The tracks here are generally well produced and deeply atmospheric, but over a 35-minute runtime it’s hard to not wish for a little more variation and surprise in these sounds, and the listener might be frustrated waiting for Synkro to push the boat out a bit. Acceptance as a whole is meditative and filled with yearning, which will be great for those who love the sound and just want more of the same. But any listeners looking for a little experimentation and a wide range of emotional impact may prefer to look elsewhere in McBride’s discography for more adventurous material.


Labels: , , ,

Wednesday, 23 January 2013

The Phantom – Piano Moods

Label: Your Mama’s Friend

Piano house is certainly in vogue at the moment, but who can blame the DJs? Powerful house beats are brought to a new level by the dual emotive possibilities of a piano sample; which can be flexibly used to inspire melancholy or ecstasy in the space of a single track. Here Warsaw-based Phantom, aka Bartosz Kruczynski, offers one of the more tasteful recent interpretations of the genre by implementing classic tropes without ever venturing into the dangerous territory of revivalism.

These slow house burners come in a selection of moods, kicking off with the lazy groove of opener Piano Moods. An upbeat take on the classic 4am tune, here a punchy 4/4 is supplemented by warm synthwork and a brass stab that offsets the hazy vocal work perfectly. It’s catchy and offers a blissed-out atmosphere for the floor, but the best from The Phantom is yet to come. It arrives in the form of superb final tune Vogue Dub, which easily justifies the EP’s title with a stunning piano riff that’s sure to get the dancefloor's attention. A swung-out beat pattern and a classic handclap underpin that infectious piano loop which morphs midway through into an utterly euphoric fluttering melody. It all serves to remind the listener of just why piano house was so popular in its time, and will without fail raise a smile on even the most sour-faced dancers.

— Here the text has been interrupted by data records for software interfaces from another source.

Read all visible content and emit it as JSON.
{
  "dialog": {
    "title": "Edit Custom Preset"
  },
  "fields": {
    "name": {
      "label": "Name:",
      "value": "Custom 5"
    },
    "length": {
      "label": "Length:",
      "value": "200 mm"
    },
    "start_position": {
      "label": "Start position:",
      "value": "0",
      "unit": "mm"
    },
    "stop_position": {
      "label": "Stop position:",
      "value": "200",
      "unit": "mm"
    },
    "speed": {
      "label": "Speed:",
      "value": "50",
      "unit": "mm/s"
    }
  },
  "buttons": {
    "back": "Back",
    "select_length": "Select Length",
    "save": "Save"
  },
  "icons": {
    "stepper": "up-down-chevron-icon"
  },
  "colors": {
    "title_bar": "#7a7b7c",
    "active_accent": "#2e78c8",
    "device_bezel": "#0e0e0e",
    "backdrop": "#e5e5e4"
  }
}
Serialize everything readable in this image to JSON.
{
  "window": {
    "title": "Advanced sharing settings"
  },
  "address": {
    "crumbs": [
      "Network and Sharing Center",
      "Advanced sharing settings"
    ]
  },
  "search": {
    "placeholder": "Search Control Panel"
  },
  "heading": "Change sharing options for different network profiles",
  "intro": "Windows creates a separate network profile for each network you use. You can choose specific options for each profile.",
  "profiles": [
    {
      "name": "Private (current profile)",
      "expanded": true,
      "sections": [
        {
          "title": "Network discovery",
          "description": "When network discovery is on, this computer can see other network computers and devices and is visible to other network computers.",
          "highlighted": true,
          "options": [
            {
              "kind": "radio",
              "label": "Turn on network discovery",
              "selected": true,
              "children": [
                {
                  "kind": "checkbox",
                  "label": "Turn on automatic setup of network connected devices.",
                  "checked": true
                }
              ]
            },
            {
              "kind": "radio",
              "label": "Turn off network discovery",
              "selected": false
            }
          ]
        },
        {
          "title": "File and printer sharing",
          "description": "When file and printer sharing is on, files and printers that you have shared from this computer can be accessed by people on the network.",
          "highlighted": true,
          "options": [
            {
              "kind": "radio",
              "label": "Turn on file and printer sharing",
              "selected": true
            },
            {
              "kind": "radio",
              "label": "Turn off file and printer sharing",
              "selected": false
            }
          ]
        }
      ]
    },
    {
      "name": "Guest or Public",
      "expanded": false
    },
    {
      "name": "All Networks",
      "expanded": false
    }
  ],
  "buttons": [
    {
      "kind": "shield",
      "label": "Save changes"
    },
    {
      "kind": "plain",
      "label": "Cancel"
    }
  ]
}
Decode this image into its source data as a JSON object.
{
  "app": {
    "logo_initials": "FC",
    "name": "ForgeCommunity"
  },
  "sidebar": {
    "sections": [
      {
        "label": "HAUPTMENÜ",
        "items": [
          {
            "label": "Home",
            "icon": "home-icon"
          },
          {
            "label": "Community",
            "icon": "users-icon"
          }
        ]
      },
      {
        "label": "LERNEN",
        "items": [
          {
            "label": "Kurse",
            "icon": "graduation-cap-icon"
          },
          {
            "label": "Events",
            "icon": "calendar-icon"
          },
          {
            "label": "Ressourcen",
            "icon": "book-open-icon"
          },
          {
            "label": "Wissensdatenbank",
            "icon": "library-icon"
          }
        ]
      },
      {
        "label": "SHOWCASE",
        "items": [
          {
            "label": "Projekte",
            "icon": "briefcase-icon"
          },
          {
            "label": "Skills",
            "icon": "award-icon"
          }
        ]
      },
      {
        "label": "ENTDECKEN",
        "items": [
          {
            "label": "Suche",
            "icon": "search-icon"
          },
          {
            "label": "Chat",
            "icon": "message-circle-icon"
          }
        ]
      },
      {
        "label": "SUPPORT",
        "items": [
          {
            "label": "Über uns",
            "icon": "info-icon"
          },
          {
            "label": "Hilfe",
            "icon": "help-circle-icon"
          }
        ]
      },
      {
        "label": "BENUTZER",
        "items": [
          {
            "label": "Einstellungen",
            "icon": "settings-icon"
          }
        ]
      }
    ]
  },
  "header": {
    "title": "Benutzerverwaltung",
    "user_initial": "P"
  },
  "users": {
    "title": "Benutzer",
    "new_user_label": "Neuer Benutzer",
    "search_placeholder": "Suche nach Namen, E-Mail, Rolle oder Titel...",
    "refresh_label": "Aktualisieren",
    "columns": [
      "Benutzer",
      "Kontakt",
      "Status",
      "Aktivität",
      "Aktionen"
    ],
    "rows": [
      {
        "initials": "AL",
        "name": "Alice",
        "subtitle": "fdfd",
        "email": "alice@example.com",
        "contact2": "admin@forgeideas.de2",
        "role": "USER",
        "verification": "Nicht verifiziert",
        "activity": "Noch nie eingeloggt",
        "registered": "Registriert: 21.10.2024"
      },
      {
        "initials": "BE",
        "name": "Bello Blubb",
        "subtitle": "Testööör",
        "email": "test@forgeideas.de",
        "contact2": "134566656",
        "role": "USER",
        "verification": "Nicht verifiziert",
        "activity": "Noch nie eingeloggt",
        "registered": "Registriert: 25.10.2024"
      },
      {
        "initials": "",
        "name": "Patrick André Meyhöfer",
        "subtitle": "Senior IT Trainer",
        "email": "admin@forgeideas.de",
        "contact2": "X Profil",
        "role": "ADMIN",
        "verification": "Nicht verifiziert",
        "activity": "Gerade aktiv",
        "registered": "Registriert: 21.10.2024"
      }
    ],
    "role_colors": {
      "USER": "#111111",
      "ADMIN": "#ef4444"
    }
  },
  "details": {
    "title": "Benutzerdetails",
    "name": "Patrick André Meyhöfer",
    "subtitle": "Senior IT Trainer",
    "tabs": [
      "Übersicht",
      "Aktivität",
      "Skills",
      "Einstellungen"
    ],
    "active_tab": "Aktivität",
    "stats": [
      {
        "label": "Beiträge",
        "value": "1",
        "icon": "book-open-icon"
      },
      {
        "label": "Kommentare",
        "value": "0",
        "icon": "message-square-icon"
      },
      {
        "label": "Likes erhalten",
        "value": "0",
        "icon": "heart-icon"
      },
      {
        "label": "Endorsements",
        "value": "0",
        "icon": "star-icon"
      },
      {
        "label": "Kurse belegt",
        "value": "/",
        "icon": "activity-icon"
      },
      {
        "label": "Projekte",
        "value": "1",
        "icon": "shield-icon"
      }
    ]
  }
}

Piano Moods / When I Found Out (Medlar Remix) / When I Found Out / When I Found Out (Chaos In The CBD Remix) / Vogue Dub
EP Clips

Second tune When I Found Out turns even more overtly to the past, sampling Jocelyn Brown’s legendary Somebody Else’s Guy alongside a locked piano loop which unravels in the second breakdown into a lush riff that again offers those feelgood vibes in spades. The tune is given two choice remixes, the first by Wolf Music stalwart Medlar, who offers a typically gauzy take on the original with vintage strings accompanying a downbeat, loping groove. Rising New Zealand duo Chaos in the CBD offer a straighter rework of the original, playing with the piano loop and hazy textures to create more of an eyes-down burner. Nothing here breaks any boundaries, but it wasn’t supposed to. The Phantom offers a great selection of piano house tunes including one out-and-out gem. The release shows a talent for bringing old tropes bang up to date,  and it should whet listeners’ appetites for more to come in the future from the promising producer.


Labels: , ,